corner had better be milling.

Processing of some soft materials, such as copper, it is best to use reverse milling, finish will be better than milling.

Due to the worktable feed screw thread clearance, milling cutter cutting force will make the workpiece
moving forward, but milling than milling can reduce tool wear, improve the surface finish, to ensure dimensional accuracy.

When the table is hydraulically driven, the workpiece blank surface is not hard, the process system to
have enough rigidity. Milling should be used as far as possible, especially for difficult materials milling, the use of milling can not only reduce cutting deformation, reduce cutting force and power consumption.

On the contrary, when the cutting surface has a hard layer, slag, the surface of the workpiece more
uneven, such as forging blank, should be used to reverse milling.

KiCad produces Gerber (and Excellon drill) files for production purposes. It does not directly produce G code to drive a CNC machine. If you want to mill a pcb, you need to further process your files outside of KiCad with a program such a FlatCam or CopperCam. I believe Eagle has a milling ULP but there is no plugin that I know of that manages this within KiCad. So your question is one for the support team of whichever external program you use.
Isolation milling is done with a low depth of cut so tool engagement and chipload are less important factors than in machining other materials. Whether you will get better results for the board cut out using climb vs conventional depends much more on your tool geometry, spindle speed and run out.

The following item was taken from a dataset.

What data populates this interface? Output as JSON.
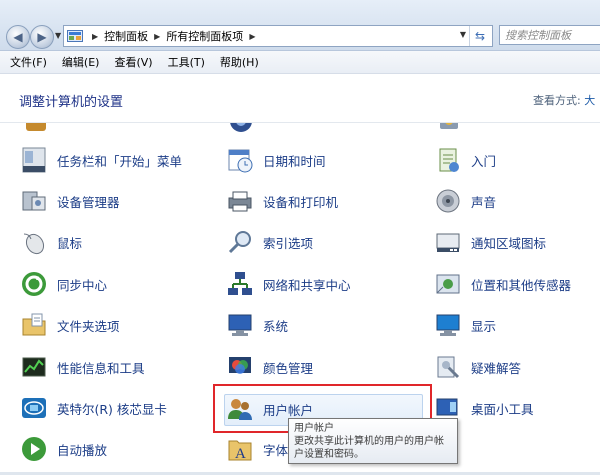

I’ve milled a bazillion PCB’s on my CNC Mill and have spent many hours testing various aspects of milling and software for PCB’s.
I recommend reader’s of this post do their own testing to determine what works best for them.

For PCB’s - some tip’s:

V-Bits can make ragged edges and you cannot control the Trace & Pad widths in a manner that is consistent.

End-Mill bits (for me) do the best. I prefer Titanium Coated Carbide.

Feed-Speed and End-Mill quality do matter.
I use 0.6, 0.7 and 1.0 (mm) bits. (0.5 break too easily but are good for specific needs). I get bits from Amazon (generally cost is around, $8 to $15 for qty=10. I prefer the Hozly and HQMaster brands.

Direction, does matter when milling (especially face milling) but, it is NOT important for PCB milling as the depth is too shallow and the cutter’s Chip relief is too small.

I prefer CopperCam. It does take a few minutes to learn the best settings and the tricks to get great results.

Example (I prefer Large pads and wide traces…)
[EDIT: Added Video]


This topic was automatically closed 90 days after the last reply. New replies are no longer allowed.